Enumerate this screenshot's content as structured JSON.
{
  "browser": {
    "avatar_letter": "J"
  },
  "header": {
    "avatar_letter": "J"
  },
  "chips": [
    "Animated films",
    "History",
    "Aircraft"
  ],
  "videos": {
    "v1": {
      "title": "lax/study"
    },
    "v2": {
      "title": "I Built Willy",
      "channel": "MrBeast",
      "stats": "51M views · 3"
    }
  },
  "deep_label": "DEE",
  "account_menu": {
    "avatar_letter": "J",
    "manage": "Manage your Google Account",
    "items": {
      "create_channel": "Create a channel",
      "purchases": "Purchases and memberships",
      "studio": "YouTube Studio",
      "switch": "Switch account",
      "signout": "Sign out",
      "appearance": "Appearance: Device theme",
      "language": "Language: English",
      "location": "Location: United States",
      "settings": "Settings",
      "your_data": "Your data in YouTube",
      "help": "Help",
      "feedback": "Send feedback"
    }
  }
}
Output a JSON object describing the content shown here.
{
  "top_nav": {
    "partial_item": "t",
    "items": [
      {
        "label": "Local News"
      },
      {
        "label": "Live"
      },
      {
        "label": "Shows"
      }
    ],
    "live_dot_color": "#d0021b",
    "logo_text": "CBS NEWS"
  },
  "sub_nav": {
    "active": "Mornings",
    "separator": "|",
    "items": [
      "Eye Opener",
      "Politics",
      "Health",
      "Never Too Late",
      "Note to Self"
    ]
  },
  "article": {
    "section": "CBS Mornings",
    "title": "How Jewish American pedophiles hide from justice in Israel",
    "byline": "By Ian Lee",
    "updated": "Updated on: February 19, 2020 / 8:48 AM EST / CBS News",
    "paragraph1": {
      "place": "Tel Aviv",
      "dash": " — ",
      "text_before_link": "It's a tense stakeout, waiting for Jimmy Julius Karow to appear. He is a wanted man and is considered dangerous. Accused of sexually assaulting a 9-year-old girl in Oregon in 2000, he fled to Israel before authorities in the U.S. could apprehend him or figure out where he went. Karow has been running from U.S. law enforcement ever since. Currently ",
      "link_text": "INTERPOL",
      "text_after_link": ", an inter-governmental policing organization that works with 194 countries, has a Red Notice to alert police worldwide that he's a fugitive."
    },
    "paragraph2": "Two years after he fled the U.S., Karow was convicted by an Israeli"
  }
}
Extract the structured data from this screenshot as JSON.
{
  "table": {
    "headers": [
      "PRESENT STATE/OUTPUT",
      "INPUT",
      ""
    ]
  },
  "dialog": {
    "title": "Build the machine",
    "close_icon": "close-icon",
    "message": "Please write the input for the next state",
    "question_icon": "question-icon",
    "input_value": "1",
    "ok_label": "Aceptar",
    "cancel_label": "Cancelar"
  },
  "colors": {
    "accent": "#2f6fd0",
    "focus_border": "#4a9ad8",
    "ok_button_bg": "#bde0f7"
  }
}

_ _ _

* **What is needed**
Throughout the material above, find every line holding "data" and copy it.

* **Exercise response**
      "your_data": "Your data in YouTube",
Extract the structured data from this screenshot as JSON.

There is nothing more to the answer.